Genesis 50:15-21 – We see the same emphasis again after Jacob died.
“When Joseph’s brothers saw that their father was dead, they said, “What if Joseph holds a grudge against us and pays us back for all the wrongs we did to him?” So they sent word to Joseph, saying, “Your father left these instructions before he died: ‘This is what you are to say to Joseph: I ask you to forgive your brothers the sins and the wrongs they committed in treating you so badly.’ Now please forgive the sins of the servants of the God of your father.” When their message came to him, Joseph wept. His brothers then came and threw themselves down before him. “We are your slaves,” they said. But Joseph said to them, “Don’t be afraid. Am I in the place of God? You intended to harm me, but God intended it for good to accomplish what is now being done, the saving of many lives. So then, don’t be afraid. I will provide for you and your children.” And he reassured them and spoke kindly to them” (Genesis 50:15-21, emphasis mine).

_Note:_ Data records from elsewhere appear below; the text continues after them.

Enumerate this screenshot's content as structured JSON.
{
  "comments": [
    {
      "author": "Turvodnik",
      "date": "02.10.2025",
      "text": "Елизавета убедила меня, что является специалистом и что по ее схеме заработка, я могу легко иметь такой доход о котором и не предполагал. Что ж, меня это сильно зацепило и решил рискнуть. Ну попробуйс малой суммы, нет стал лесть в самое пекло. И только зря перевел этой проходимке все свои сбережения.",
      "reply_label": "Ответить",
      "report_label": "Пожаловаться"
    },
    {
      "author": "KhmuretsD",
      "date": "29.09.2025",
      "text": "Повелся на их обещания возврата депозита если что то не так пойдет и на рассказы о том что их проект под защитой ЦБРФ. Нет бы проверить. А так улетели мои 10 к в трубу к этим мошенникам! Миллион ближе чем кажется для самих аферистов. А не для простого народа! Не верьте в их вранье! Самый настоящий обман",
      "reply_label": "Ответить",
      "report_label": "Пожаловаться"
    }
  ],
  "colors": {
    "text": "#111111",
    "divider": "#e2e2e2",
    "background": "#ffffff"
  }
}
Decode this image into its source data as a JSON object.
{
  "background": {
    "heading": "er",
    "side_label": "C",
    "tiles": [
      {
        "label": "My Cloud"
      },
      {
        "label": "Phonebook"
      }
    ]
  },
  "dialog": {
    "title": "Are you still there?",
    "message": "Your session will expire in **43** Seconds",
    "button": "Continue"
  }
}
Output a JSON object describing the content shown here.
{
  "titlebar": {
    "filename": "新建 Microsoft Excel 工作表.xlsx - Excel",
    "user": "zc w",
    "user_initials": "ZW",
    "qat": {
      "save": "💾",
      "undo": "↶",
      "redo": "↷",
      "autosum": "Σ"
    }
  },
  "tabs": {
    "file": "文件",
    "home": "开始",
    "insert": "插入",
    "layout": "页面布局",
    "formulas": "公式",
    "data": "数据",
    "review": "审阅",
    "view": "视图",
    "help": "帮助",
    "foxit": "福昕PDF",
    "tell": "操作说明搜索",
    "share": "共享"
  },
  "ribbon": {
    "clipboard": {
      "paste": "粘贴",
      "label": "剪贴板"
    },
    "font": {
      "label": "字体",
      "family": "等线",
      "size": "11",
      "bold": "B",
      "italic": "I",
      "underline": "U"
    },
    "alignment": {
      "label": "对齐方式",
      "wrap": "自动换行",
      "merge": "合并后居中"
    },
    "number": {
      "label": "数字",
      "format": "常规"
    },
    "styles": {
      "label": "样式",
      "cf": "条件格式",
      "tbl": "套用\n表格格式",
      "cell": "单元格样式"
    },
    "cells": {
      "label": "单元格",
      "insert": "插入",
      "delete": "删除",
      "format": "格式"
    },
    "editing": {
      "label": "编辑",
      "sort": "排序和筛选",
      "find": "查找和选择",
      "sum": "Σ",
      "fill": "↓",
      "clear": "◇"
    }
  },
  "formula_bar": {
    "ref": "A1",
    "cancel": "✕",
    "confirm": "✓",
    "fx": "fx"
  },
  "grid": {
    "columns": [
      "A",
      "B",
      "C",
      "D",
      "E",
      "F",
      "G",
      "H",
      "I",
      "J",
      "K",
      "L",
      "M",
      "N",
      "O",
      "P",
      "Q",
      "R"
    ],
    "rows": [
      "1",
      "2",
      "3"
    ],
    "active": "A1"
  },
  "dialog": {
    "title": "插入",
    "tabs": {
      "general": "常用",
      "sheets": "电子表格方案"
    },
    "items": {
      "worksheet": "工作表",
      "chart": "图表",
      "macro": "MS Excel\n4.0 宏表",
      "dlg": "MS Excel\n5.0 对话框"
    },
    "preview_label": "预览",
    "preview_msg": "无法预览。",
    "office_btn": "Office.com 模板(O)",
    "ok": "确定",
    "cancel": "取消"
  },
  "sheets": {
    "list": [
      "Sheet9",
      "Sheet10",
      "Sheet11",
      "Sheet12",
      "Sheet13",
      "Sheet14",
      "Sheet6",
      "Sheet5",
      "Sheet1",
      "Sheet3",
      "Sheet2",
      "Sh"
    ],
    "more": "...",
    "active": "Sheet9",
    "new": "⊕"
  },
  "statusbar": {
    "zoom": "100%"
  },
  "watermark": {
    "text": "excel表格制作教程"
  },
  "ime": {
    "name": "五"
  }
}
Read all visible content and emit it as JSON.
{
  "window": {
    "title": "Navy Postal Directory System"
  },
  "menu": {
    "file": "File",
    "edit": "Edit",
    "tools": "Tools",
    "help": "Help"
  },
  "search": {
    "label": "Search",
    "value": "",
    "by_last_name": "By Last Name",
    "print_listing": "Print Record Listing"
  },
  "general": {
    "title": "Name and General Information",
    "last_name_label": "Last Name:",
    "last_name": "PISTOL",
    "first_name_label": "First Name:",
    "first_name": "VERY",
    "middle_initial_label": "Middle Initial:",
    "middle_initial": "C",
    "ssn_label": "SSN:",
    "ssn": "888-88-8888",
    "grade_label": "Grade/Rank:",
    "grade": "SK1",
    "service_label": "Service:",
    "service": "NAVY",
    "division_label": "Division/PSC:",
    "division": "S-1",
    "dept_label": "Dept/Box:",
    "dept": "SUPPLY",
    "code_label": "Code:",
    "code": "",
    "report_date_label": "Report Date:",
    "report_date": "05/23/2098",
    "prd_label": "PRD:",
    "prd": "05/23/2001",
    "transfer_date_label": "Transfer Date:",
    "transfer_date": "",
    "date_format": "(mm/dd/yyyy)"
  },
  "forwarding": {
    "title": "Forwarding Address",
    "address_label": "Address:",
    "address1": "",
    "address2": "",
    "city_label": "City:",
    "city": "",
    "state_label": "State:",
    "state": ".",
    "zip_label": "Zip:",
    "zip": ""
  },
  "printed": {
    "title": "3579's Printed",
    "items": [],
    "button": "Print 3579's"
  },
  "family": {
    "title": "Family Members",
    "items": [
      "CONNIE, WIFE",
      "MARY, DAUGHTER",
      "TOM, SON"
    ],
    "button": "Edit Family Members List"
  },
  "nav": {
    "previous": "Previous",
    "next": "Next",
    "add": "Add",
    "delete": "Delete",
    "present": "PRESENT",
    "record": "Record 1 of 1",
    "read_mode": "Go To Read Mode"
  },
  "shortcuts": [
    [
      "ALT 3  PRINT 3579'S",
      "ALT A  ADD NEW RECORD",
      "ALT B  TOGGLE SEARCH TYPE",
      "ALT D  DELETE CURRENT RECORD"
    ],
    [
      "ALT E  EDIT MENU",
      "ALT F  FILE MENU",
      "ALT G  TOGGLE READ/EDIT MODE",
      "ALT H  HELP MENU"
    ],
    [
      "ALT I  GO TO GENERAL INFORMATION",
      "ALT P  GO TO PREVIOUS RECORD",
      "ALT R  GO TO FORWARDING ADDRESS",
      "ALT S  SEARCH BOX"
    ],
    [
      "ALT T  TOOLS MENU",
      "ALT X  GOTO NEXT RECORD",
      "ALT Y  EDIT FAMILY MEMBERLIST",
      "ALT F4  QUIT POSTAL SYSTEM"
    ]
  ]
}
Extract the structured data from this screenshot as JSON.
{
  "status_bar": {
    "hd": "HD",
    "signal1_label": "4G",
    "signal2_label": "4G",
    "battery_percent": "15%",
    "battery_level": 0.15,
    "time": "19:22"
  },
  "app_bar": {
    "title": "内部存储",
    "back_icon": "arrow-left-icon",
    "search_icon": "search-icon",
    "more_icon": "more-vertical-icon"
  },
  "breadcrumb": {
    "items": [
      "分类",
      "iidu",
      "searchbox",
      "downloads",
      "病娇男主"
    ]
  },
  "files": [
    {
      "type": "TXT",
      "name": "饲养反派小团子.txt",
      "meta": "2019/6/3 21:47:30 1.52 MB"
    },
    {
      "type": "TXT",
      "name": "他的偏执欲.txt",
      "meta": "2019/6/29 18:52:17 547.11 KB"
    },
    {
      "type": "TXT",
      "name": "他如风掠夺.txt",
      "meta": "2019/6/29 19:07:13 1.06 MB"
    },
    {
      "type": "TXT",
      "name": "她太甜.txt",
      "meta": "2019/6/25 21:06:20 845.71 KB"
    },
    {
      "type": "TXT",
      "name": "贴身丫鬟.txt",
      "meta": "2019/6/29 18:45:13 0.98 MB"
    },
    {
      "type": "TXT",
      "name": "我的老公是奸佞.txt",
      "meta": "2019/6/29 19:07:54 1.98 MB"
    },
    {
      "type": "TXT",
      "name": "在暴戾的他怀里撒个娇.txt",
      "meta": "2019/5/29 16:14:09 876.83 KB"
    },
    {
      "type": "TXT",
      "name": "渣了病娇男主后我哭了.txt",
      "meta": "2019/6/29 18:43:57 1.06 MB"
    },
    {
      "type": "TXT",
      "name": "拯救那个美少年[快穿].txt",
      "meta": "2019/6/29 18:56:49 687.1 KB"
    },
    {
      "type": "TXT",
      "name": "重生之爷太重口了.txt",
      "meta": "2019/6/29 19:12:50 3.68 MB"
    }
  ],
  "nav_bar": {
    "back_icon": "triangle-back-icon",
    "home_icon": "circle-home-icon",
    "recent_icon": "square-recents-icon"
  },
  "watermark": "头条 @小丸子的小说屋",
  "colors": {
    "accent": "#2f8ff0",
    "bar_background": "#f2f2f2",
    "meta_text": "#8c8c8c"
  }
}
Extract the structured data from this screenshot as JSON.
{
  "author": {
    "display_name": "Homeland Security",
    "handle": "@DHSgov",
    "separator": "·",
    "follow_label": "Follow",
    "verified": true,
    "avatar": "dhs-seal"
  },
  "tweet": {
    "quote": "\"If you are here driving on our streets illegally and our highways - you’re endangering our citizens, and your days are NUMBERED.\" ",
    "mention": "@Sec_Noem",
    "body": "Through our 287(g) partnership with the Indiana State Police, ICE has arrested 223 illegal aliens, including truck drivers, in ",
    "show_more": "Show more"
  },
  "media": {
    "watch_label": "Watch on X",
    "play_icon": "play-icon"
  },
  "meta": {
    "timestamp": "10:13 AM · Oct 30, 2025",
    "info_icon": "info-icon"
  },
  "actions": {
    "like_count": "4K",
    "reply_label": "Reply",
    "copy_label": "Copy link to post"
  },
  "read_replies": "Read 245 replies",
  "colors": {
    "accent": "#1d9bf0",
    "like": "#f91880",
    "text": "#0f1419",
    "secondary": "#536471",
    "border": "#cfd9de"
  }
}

Reflection on God’s sovereignty in Joseph’s life
“After Jacob’s death, his sons approach Joseph out of fear that he may have been awaiting their father’s death before exacting revenge. They had, after all, sold him into slavery. As the first minister of Egypt, he held them entirely in his power. What would he do?”
“Joseph allays their fears, and insists he does not want to put himself in the place of God. Then he looks back at that brutal incident when he was so badly treated, and comments, “You intended to harm me, but God intended it for good to accomplish what is now being done, the saving of many lives.”
“The parallelism is remarkable. Joseph does not say that his brothers maliciously sold him into slavery, and that God turned it around, after the fact, to make the story have a happy ending. How could that have been the case, if God’s intent was to bring forth the good of saving many lives? Nor does Joseph suggest that God planned to bring him down to Egypt with first-class treatment all the way, but unfortunately the brothers mucked up His plan somewhat, resulting in the slight hiatus of Joseph spending a decade and a half as a slave or in prison. The story does not read that way.”
“The brothers took certain evil initiatives, and there is no prior mention of Joseph’s travel arrangements. As Joseph explains, God was working sovereignly in the event of his being sold into Egypt, but the brothers’ guilt is not thereby assuaged (they intended to harm Joseph); the brothers were responsible for their action, but God was not thereby reduced to a merely contingent role; and while the brothers were evil, God himself had only good intentions” (from, D. A. Carson, How long, O Lord?)
Yielding to God’s control
It is not easy to understand God’s control when the evil intentions of others profoundly affect our lives. The Lord Jesus, our faithful and merciful High Priest, understands this experience (see: Acts 2:22-23; 4:27-28). But when we yield to God’s sovereign control (see: Daniel 3:16-18; 4:34-35; Proverbs 3:11-12; Hebrews 12:5-7,11-12), it liberates us to follow Jesus in radical kingdom obedience: “But I tell you who hear me: Love your enemies, do good to those who hate you, bless those who curse you, pray for those who mistreat you” (Luke 6:27-28).
Like Joseph, we can be free under God’s final authority from the consuming control of bitterness and revenge. We can also be free from the multiplication of evil. There is a power available to absorb the loss and return a blessing instead (see: I Peter 3:9).
(New Testament mention of Joseph, Acts 7:9-14;Hebrews 11:22).